      Like

  4. joyceandnorm says:

    Wow! What a story! I’m glad you found shelter. My husband checks the weather all the time. I was nagging him about it one time because he just keeps checking. But after awhile, I realized that I always asked him what the weather would be so I could think of what clothes to put the kids in the next day. I guess we just need to be prepared.

    Like

    • Jan says:

      Thank you, Joyce. I’m with you; my husband is the one who’s good about checking the weather. I often potter around during the forecast, then just ask him for the essentials.

      Like

  5. Being from Norway you learn very early to check the weather, living in Seattle you learn to check the hour for hour forecast. Still I do regularly get caught in the rain, but there is nothing like a bikeride in rain and hail with your two year old on the back of your bike. Jepp that’s me with my daughter in our raingear singing the cat in the hat song… GO go go on an adventure… Love your story, but must admit I am glad we don’t have many thunderstorms here.

    Like

    • Jan says:

      Seattle IS quite wet, isn’t it? What a charming picture: you and your little one merrily riding through nasty weather in your raingear! I told Brent about it too. Thanks for visiting and commenting!

      Like

  6. I loved the story. I have had some trouble getting my training runs in due to the weather so I can relate to this story! One day I ran 7 miles in the pouring down rain & it was quite miserable. I’m glad they helped you out & also were not axe-murderers at the Banana Boat restaurant.

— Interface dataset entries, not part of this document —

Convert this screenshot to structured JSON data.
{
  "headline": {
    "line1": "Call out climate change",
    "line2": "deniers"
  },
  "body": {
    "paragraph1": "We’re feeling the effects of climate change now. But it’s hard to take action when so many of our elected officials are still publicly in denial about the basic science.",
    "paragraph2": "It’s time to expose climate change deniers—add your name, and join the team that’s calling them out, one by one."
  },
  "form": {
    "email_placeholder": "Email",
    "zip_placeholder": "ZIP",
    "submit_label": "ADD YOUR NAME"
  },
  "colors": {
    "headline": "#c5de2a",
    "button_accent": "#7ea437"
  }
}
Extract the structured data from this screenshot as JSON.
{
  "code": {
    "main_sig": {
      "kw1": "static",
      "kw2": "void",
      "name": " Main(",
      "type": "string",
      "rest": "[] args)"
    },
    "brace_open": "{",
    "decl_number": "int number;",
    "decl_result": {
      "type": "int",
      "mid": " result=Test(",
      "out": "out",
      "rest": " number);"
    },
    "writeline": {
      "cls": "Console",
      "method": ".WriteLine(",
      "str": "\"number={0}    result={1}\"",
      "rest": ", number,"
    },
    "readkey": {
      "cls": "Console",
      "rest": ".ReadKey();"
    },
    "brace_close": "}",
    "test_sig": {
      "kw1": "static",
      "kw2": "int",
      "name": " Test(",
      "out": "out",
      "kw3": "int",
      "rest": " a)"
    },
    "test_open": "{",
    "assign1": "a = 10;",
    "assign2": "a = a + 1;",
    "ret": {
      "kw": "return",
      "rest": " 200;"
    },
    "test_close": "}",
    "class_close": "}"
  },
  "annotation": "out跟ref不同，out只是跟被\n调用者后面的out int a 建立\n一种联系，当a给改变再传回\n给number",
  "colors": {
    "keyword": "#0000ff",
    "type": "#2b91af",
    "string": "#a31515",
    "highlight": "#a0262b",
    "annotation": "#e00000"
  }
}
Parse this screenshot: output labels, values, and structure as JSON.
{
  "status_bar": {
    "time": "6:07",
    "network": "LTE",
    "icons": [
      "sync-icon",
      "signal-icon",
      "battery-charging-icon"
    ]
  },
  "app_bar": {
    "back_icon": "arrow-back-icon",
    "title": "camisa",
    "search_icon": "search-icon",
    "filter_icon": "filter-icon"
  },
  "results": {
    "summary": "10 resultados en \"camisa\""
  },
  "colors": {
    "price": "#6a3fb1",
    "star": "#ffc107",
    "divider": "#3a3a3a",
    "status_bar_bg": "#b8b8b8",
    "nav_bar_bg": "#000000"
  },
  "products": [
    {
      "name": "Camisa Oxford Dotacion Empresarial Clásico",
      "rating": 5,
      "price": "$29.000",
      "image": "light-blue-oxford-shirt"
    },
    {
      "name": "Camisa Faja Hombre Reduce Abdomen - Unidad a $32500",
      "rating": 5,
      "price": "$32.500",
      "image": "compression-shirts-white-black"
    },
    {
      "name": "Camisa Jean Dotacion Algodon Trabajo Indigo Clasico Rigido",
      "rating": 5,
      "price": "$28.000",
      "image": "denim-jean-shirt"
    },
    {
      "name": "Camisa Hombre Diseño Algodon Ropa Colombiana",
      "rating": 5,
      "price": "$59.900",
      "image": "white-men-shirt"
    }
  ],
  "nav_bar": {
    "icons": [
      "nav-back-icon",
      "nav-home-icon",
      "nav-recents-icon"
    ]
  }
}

    And I must admit, it made me chuckle when your husband commented that it wasn’t the first time you’ve gotten caught in a rainstorm!! I’m glad that it was only a rainstorm and not the tornadoes.

    Are you not from Texas? When I first moved to TN from MN, I would have similar thoughts when strangers called me Honey, or Sugar, etc… I have adapted now & do it myself sometimes now!!

    Like

    • Jan says:

      Thanks, Kathleen! Yuck, running in the rain would be worse than bicycling in it! Although bike cleanup is probably more tedious than runner cleanup…

      My family moved to Texas when I was in first grade, but in my experience it’s mostly women who call everyone Honey, etc. Men seldom do that.

      Like

Leave a Reply

Fill in your details below or click an icon to log in:

WordPress.com Logo

You are commenting using your WordPress.com account. Log Out / Change )

Twitter picture

You are commenting using your Twitter account. Log Out / Change )

Facebook photo

You are commenting using your Facebook account. Log Out / Change )

Google+ photo

You are commenting using your Google+ account. Log Out / Change )

Connecting to %s